Dr Shay Loya has been named as recipient of the prestigious Alan Walker Book Award, a prize funded by the American Liszt Society. Loya’s book Liszt’s Transcultural Modernism and the Hungarian-Gypsy Tradition was chosen from eight monographs submitted for consideration. Michael Short was co-winner of the award for his translation of Correspondence of Franz Liszt and the Comtesse Marie d’Agoult.
Huddled around a table, in the intimate setting of Room C143 at the Tait Building, four students from four different universities spearheaded the first meeting of the Society for Music Analysis (SMA) Postgraduate Writing Club. It was hosted on 1st December, 2012 by Dr Shay Loya on behalf of the Centre for Music Studies at City University London. The organizer was Kirstie Hewlett, a postgraduate student from the University of Southampton, and the idea behind her initiative was simple enough: to form an analysis-centred study group, comprised of postgraduate students from around the country, which will gather periodically to discuss at length extracts from dissertations or complete papers . This first meeting was specifically designed as a ‘dry run’ for the RMA conference this January.

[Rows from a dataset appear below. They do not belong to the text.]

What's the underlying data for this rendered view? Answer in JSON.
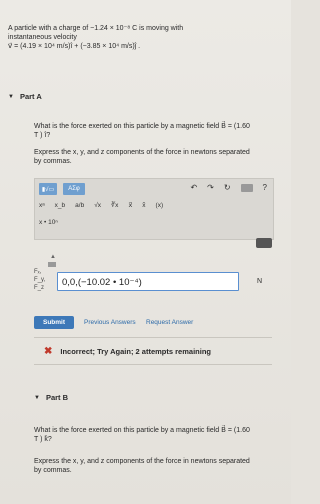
{
  "problem": {
    "line1": "A particle with a charge of −1.24 × 10⁻⁸ C is moving with",
    "line2": "instantaneous velocity",
    "line3": "v⃗ = (4.19 × 10⁴ m/s)î + (−3.85 × 10⁴ m/s)ĵ ."
  },
  "partA": {
    "title": "Part A",
    "question_line1": "What is the force exerted on this particle by a magnetic field B⃗ = (1.60",
    "question_line2": "T ) î?",
    "instructions_line1": "Express the x, y, and z components of the force in newtons separated",
    "instructions_line2": "by commas.",
    "toolbar": {
      "templates_label": "▮√▭",
      "greek_label": "ΑΣφ",
      "undo_icon": "↶",
      "redo_icon": "↷",
      "reset_icon": "↻",
      "help_icon": "?",
      "row2": [
        "xᵃ",
        "x_b",
        "a/b",
        "√x",
        "∛x",
        "x⃗",
        "x̂",
        "(x)"
      ],
      "row3": "x • 10ⁿ"
    },
    "answer_labels": [
      "Fₓ,",
      "F_y,",
      "F_z"
    ],
    "answer_value": "0,0,(−10.02 • 10⁻⁴)",
    "unit": "N",
    "submit_label": "Submit",
    "previous_answers_label": "Previous Answers",
    "request_answer_label": "Request Answer",
    "feedback": "Incorrect; Try Again; 2 attempts remaining"
  },
  "partB": {
    "title": "Part B",
    "question_line1": "What is the force exerted on this particle by a magnetic field B⃗ = (1.60",
    "question_line2": "T ) k̂?",
    "instructions_line1": "Express the x, y, and z components of the force in newtons separated",
    "instructions_line2": "by commas."
  }
}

And so Becky Thumpston (Keele University), Olga Sologub (University of Manchester) and Jun Zubillaga-Pow (Kings College London), presented one after the other papers that were still in-progress though at an advanced, nearly finished stage. This gave each one of them an opportunity to focus on the delivery. A frank exchange of views about the more memorable as well as problematic aspects of each paper followed. Talking points ranged from pitching the paper to the target audience to the relationship between theory and analysis. (To save time and allow more discussion, Hewlett graciously withdrew her paper.)
One of the admirable qualities of this group is their self-sufficiency. They have corresponded about their research independently of supervision, and have invested their own time and money on a Saturday morning to discuss it in depth. It was an initiative worthy of the Centre for Music Studies’ support.
Shay taught at the University of Durham before joining City. He received his BA (2000) and MA (2001) from Tel Aviv University and a PhD (2006) from King’s College London, plus a few awards that ‘made his life easier’. His PhD thesis, entitled ‘The Verbunkos Idiom in Liszt’s Music of the Future’, was about the modernist and crossover aspects of Liszt’s Hungarian-Gypsy (verbunkos) musical style, as well as its problematic reception history. Several articles, research papers and reviews followed, culminating in the monograph Liszt’s Transcultural Modernism and the Hungarian-Gypsy Tradition (Rochester: University of Rochester Press, 2011).
Shay’s most recent papers presented in international conferences in England, the US and Canada deal with issues of Gypsy-band transcription as cultural practice (an article version of which is presently being prepared), the paradox of modernist folklorism in late nineteenth-century Hungarian composition, and issues of exoticism and auto-exoticism in Ferenc Erkel’s Hungarian national opera. Apart from Liszt, he is broadly interested in issues of exoticism, nationalism, modernism, transculturation and its application to music analysis, and bridging the knowledge gaps between the musicological disciplines.
Shay’s undergraduate modules at City will include ‘Investigating Western Music 1’, ‘The Classical Style: Music, Aesthetics, Society’, as well as supervision of Major Projects. He is also coordinating the MA module ‘Critical Readings’, contributing to ‘Performance as Research’ and involved in performance (he sometimes plays the piano too).
Shay co-organised the international conference Tonality in Perspective (King’s College London, 27-29 March 2008), which attracted prominent analysts and theorists. He is also the Society for Music Analysis’s information officer, and in that capacity will soon blog about an important SMA event this week (21-22 September).